Aim of the exercise: Give the data below again exactly, and drop each picture from it.

Data about app and page elements:
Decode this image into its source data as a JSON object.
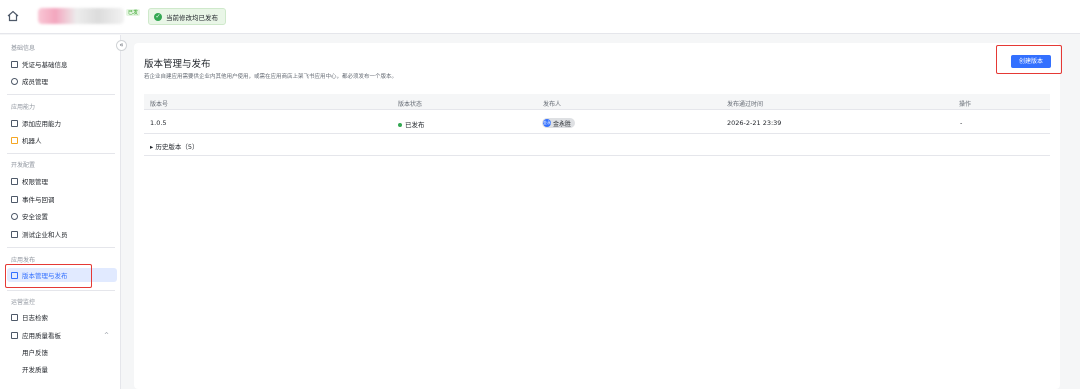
{
  "topbar": {
    "app_tag": "已发",
    "status_text": "当前修改均已发布"
  },
  "sidebar": {
    "collapse": "«",
    "sections": {
      "basic": "基础信息",
      "ability": "应用能力",
      "dev": "开发配置",
      "release": "应用发布",
      "ops": "运营监控"
    },
    "items": {
      "credentials": "凭证与基础信息",
      "members": "成员管理",
      "add_ability": "添加应用能力",
      "bot": "机器人",
      "permissions": "权限管理",
      "events": "事件与回调",
      "security": "安全设置",
      "test_enterprise": "测试企业和人员",
      "version_release": "版本管理与发布",
      "log_search": "日志检索",
      "quality_board": "应用质量看板",
      "user_feedback": "用户反馈",
      "dev_quality": "开发质量"
    }
  },
  "main": {
    "title": "版本管理与发布",
    "description": "若企业自建应用需要供企业内其他用户使用，或需在应用商店上架飞书应用中心，都必须发布一个版本。",
    "create_button": "创建版本",
    "columns": {
      "version": "版本号",
      "status": "版本状态",
      "publisher": "发布人",
      "approved_time": "发布通过时间",
      "actions": "操作"
    },
    "rows": [
      {
        "version": "1.0.5",
        "status": "已发布",
        "publisher": "金永胜",
        "avatar": "金永",
        "approved_time": "2026-2-21 23:39",
        "actions": "-"
      }
    ],
    "history": "历史版本（5）"
  },
  "colors": {
    "accent": "#3370ff",
    "success": "#34a853",
    "highlight": "#e53935"
  }
}
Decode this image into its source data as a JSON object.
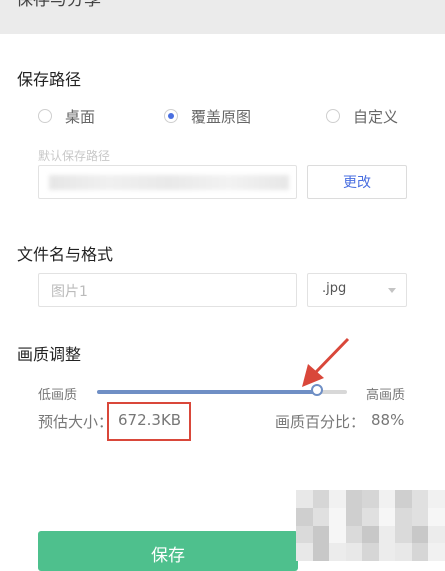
{
  "header": {
    "title": "保存与分享"
  },
  "save_path": {
    "title": "保存路径",
    "options": [
      {
        "label": "桌面",
        "checked": false
      },
      {
        "label": "覆盖原图",
        "checked": true
      },
      {
        "label": "自定义",
        "checked": false
      }
    ],
    "default_label": "默认保存路径",
    "change_label": "更改"
  },
  "file": {
    "title": "文件名与格式",
    "name_placeholder": "图片1",
    "format": ".jpg"
  },
  "quality": {
    "title": "画质调整",
    "low_label": "低画质",
    "high_label": "高画质",
    "level_percent": 88,
    "estimate_label": "预估大小：",
    "estimate_value": "672.3KB",
    "percent_label": "画质百分比：",
    "percent_value": "88%"
  },
  "save_button": "保存",
  "colors": {
    "accent": "#4a6fe0",
    "slider": "#6f8fc5",
    "save": "#4ec08d",
    "annotation": "#d9473a"
  }
}
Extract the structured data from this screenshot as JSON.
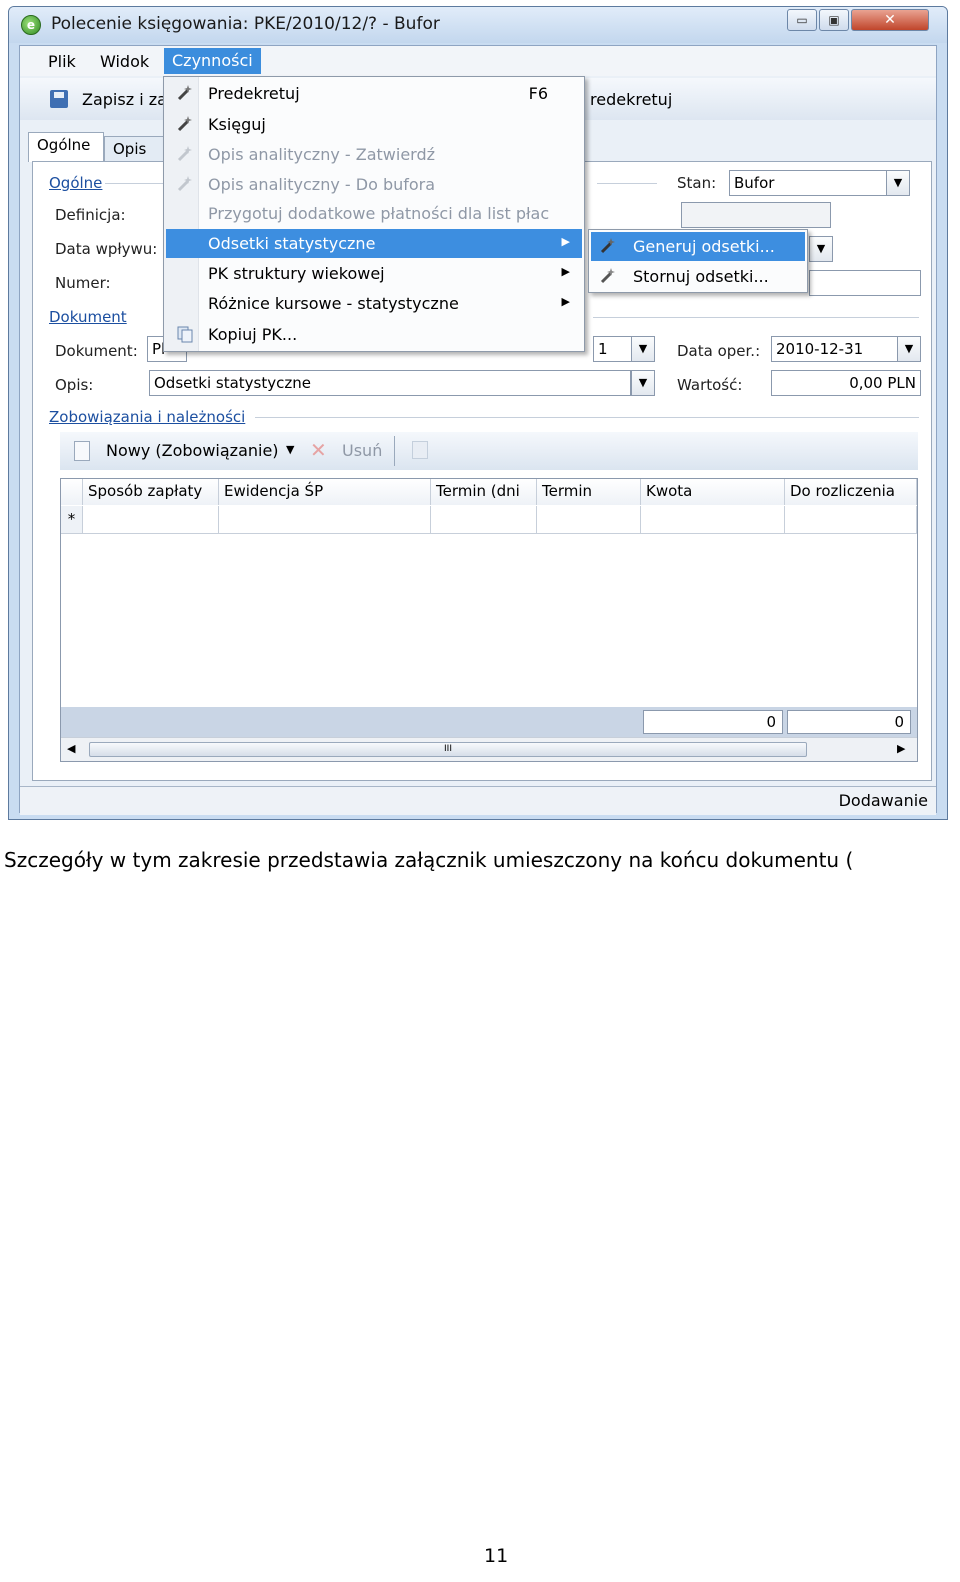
{
  "window": {
    "title": "Polecenie księgowania: PKE/2010/12/? - Bufor",
    "app_icon": "e",
    "minimize_glyph": "▭",
    "maximize_glyph": "▣",
    "close_glyph": "✕"
  },
  "menubar": {
    "items": [
      "Plik",
      "Widok",
      "Czynności"
    ]
  },
  "toolbar": {
    "save_label": "Zapisz i za",
    "predekretuj_label": "redekretuj"
  },
  "tabs": [
    "Ogólne",
    "Opis an"
  ],
  "general": {
    "group_title": "Ogólne",
    "definicja_label": "Definicja:",
    "data_wplywu_label": "Data wpływu:",
    "numer_label": "Numer:",
    "stan_label": "Stan:",
    "stan_value": "Bufor"
  },
  "dokument": {
    "group_title": "Dokument",
    "dokument_label": "Dokument:",
    "dokument_value": "Pl",
    "date_partial": "1",
    "data_oper_label": "Data oper.:",
    "data_oper_value": "2010-12-31",
    "opis_label": "Opis:",
    "opis_value": "Odsetki statystyczne",
    "wartosc_label": "Wartość:",
    "wartosc_value": "0,00 PLN"
  },
  "zobowiazania": {
    "group_title": "Zobowiązania i należności",
    "new_button": "Nowy (Zobowiązanie)",
    "delete_button": "Usuń",
    "columns": [
      "Sposób zapłaty",
      "Ewidencja ŚP",
      "Termin (dni",
      "Termin",
      "Kwota",
      "Do rozliczenia"
    ],
    "new_row_marker": "*",
    "footer_totals": [
      "0",
      "0"
    ],
    "scroll_thumb": "III"
  },
  "status": {
    "mode": "Dodawanie"
  },
  "menu": {
    "items": [
      {
        "label": "Predekretuj",
        "shortcut": "F6"
      },
      {
        "label": "Księguj"
      },
      {
        "label": "Opis analityczny - Zatwierdź"
      },
      {
        "label": "Opis analityczny - Do bufora"
      },
      {
        "label": "Przygotuj dodatkowe płatności dla list płac"
      },
      {
        "label": "Odsetki statystyczne"
      },
      {
        "label": "PK struktury wiekowej"
      },
      {
        "label": "Różnice kursowe - statystyczne"
      },
      {
        "label": "Kopiuj PK..."
      }
    ],
    "submenu": [
      {
        "label": "Generuj odsetki..."
      },
      {
        "label": "Stornuj odsetki..."
      }
    ]
  },
  "document_text": {
    "caption": "Szczegóły w tym zakresie przedstawia załącznik umieszczony na końcu dokumentu (",
    "page_number": "11"
  },
  "colors": {
    "menu_highlight": "#3d8ee0",
    "group_title": "#1c4fa0",
    "window_frame": "#c9dcf1"
  }
}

Expected answer:
Decode this image into its source data as a JSON object.
{
  "topbar": {
    "app_tag": "已发",
    "status_text": "当前修改均已发布"
  },
  "sidebar": {
    "collapse": "«",
    "sections": {
      "basic": "基础信息",
      "ability": "应用能力",
      "dev": "开发配置",
      "release": "应用发布",
      "ops": "运营监控"
    },
    "items": {
      "credentials": "凭证与基础信息",
      "members": "成员管理",
      "add_ability": "添加应用能力",
      "bot": "机器人",
      "permissions": "权限管理",
      "events": "事件与回调",
      "security": "安全设置",
      "test_enterprise": "测试企业和人员",
      "version_release": "版本管理与发布",
      "log_search": "日志检索",
      "quality_board": "应用质量看板",
      "user_feedback": "用户反馈",
      "dev_quality": "开发质量"
    }
  },
  "main": {
    "title": "版本管理与发布",
    "description": "若企业自建应用需要供企业内其他用户使用，或需在应用商店上架飞书应用中心，都必须发布一个版本。",
    "create_button": "创建版本",
    "columns": {
      "version": "版本号",
      "status": "版本状态",
      "publisher": "发布人",
      "approved_time": "发布通过时间",
      "actions": "操作"
    },
    "rows": [
      {
        "version": "1.0.5",
        "status": "已发布",
        "publisher": "金永胜",
        "avatar": "金永",
        "approved_time": "2026-2-21 23:39",
        "actions": "-"
      }
    ],
    "history": "历史版本（5）"
  },
  "colors": {
    "accent": "#3370ff",
    "success": "#34a853",
    "highlight": "#e53935"
  }
}
Decode this image into its source data as a JSON object.
{
  "header": {
    "title": "保存与分享"
  },
  "save_path": {
    "title": "保存路径",
    "options": [
      {
        "label": "桌面",
        "checked": false
      },
      {
        "label": "覆盖原图",
        "checked": true
      },
      {
        "label": "自定义",
        "checked": false
      }
    ],
    "default_label": "默认保存路径",
    "change_label": "更改"
  },
  "file": {
    "title": "文件名与格式",
    "name_placeholder": "图片1",
    "format": ".jpg"
  },
  "quality": {
    "title": "画质调整",
    "low_label": "低画质",
    "high_label": "高画质",
    "level_percent": 88,
    "estimate_label": "预估大小：",
    "estimate_value": "672.3KB",
    "percent_label": "画质百分比：",
    "percent_value": "88%"
  },
  "save_button": "保存",
  "colors": {
    "accent": "#4a6fe0",
    "slider": "#6f8fc5",
    "save": "#4ec08d",
    "annotation": "#d9473a"
  }
}
Extract the structured data from this screenshot as JSON.
{
  "window": {
    "title": "Polecenie księgowania: PKE/2010/12/? - Bufor",
    "app_icon": "e",
    "minimize_glyph": "▭",
    "maximize_glyph": "▣",
    "close_glyph": "✕"
  },
  "menubar": {
    "items": [
      "Plik",
      "Widok",
      "Czynności"
    ]
  },
  "toolbar": {
    "save_label": "Zapisz i za",
    "predekretuj_label": "redekretuj"
  },
  "tabs": [
    "Ogólne",
    "Opis an"
  ],
  "general": {
    "group_title": "Ogólne",
    "definicja_label": "Definicja:",
    "data_wplywu_label": "Data wpływu:",
    "numer_label": "Numer:",
    "stan_label": "Stan:",
    "stan_value": "Bufor"
  },
  "dokument": {
    "group_title": "Dokument",
    "dokument_label": "Dokument:",
    "dokument_value": "Pl",
    "date_partial": "1",
    "data_oper_label": "Data oper.:",
    "data_oper_value": "2010-12-31",
    "opis_label": "Opis:",
    "opis_value": "Odsetki statystyczne",
    "wartosc_label": "Wartość:",
    "wartosc_value": "0,00 PLN"
  },
  "zobowiazania": {
    "group_title": "Zobowiązania i należności",
    "new_button": "Nowy (Zobowiązanie)",
    "delete_button": "Usuń",
    "columns": [
      "Sposób zapłaty",
      "Ewidencja ŚP",
      "Termin (dni",
      "Termin",
      "Kwota",
      "Do rozliczenia"
    ],
    "new_row_marker": "*",
    "footer_totals": [
      "0",
      "0"
    ],
    "scroll_thumb": "III"
  },
  "status": {
    "mode": "Dodawanie"
  },
  "menu": {
    "items": [
      {
        "label": "Predekretuj",
        "shortcut": "F6"
      },
      {
        "label": "Księguj"
      },
      {
        "label": "Opis analityczny - Zatwierdź"
      },
      {
        "label": "Opis analityczny - Do bufora"
      },
      {
        "label": "Przygotuj dodatkowe płatności dla list płac"
      },
      {
        "label": "Odsetki statystyczne"
      },
      {
        "label": "PK struktury wiekowej"
      },
      {
        "label": "Różnice kursowe - statystyczne"
      },
      {
        "label": "Kopiuj PK..."
      }
    ],
    "submenu": [
      {
        "label": "Generuj odsetki..."
      },
      {
        "label": "Stornuj odsetki..."
      }
    ]
  },
  "document_text": {
    "caption": "Szczegóły w tym zakresie przedstawia załącznik umieszczony na końcu dokumentu (",
    "page_number": "11"
  },
  "colors": {
    "menu_highlight": "#3d8ee0",
    "group_title": "#1c4fa0",
    "window_frame": "#c9dcf1"
  }
}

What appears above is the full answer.